START Records

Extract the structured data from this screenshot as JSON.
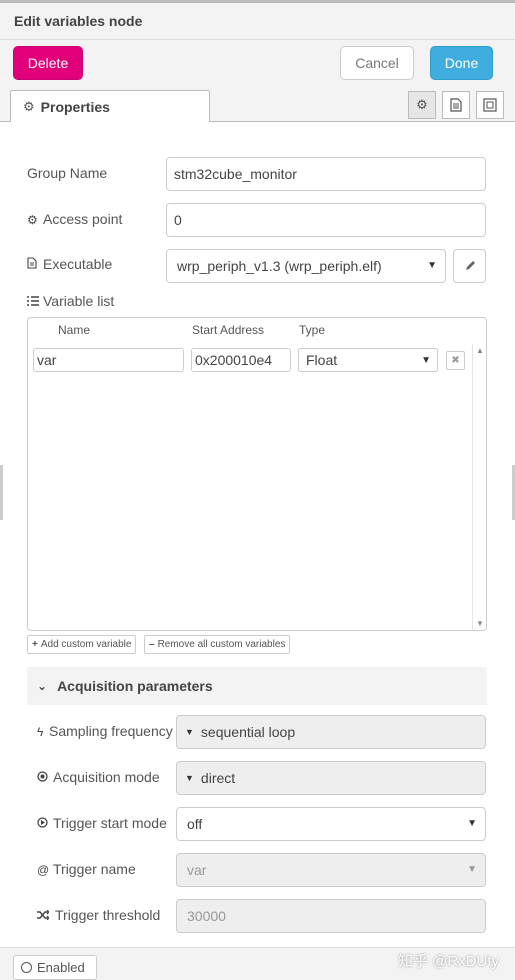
{
  "dialog": {
    "title": "Edit variables node"
  },
  "toolbar": {
    "delete_label": "Delete",
    "cancel_label": "Cancel",
    "done_label": "Done"
  },
  "tabs": {
    "properties_label": "Properties",
    "icons": [
      "gear-icon",
      "document-icon",
      "frame-icon"
    ]
  },
  "form": {
    "group_name": {
      "label": "Group Name",
      "value": "stm32cube_monitor"
    },
    "access_point": {
      "label": "Access point",
      "value": "0"
    },
    "executable": {
      "label": "Executable",
      "value": "wrp_periph_v1.3 (wrp_periph.elf)"
    },
    "variable_list": {
      "label": "Variable list",
      "headers": [
        "Name",
        "Start Address",
        "Type"
      ],
      "rows": [
        {
          "name": "var",
          "address": "0x200010e4",
          "type": "Float"
        }
      ],
      "add_label": "Add custom variable",
      "remove_label": "Remove all custom variables"
    }
  },
  "acquisition": {
    "title": "Acquisition parameters",
    "sampling_frequency": {
      "label": "Sampling frequency",
      "value": "sequential loop"
    },
    "acquisition_mode": {
      "label": "Acquisition mode",
      "value": "direct"
    },
    "trigger_start_mode": {
      "label": "Trigger start mode",
      "value": "off"
    },
    "trigger_name": {
      "label": "Trigger name",
      "value": "var"
    },
    "trigger_threshold": {
      "label": "Trigger threshold",
      "placeholder": "30000"
    }
  },
  "footer": {
    "enabled_label": "Enabled",
    "watermark": "知乎 @RxDUty"
  }
}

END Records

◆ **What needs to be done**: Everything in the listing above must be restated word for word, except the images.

◆ **Response to the task**:
Extract the structured data from this screenshot as JSON.
{
  "dialog": {
    "title": "Edit variables node"
  },
  "toolbar": {
    "delete_label": "Delete",
    "cancel_label": "Cancel",
    "done_label": "Done"
  },
  "tabs": {
    "properties_label": "Properties",
    "icons": [
      "gear-icon",
      "document-icon",
      "frame-icon"
    ]
  },
  "form": {
    "group_name": {
      "label": "Group Name",
      "value": "stm32cube_monitor"
    },
    "access_point": {
      "label": "Access point",
      "value": "0"
    },
    "executable": {
      "label": "Executable",
      "value": "wrp_periph_v1.3 (wrp_periph.elf)"
    },
    "variable_list": {
      "label": "Variable list",
      "headers": [
        "Name",
        "Start Address",
        "Type"
      ],
      "rows": [
        {
          "name": "var",
          "address": "0x200010e4",
          "type": "Float"
        }
      ],
      "add_label": "Add custom variable",
      "remove_label": "Remove all custom variables"
    }
  },
  "acquisition": {
    "title": "Acquisition parameters",
    "sampling_frequency": {
      "label": "Sampling frequency",
      "value": "sequential loop"
    },
    "acquisition_mode": {
      "label": "Acquisition mode",
      "value": "direct"
    },
    "trigger_start_mode": {
      "label": "Trigger start mode",
      "value": "off"
    },
    "trigger_name": {
      "label": "Trigger name",
      "value": "var"
    },
    "trigger_threshold": {
      "label": "Trigger threshold",
      "placeholder": "30000"
    }
  },
  "footer": {
    "enabled_label": "Enabled",
    "watermark": "知乎 @RxDUty"
  }
}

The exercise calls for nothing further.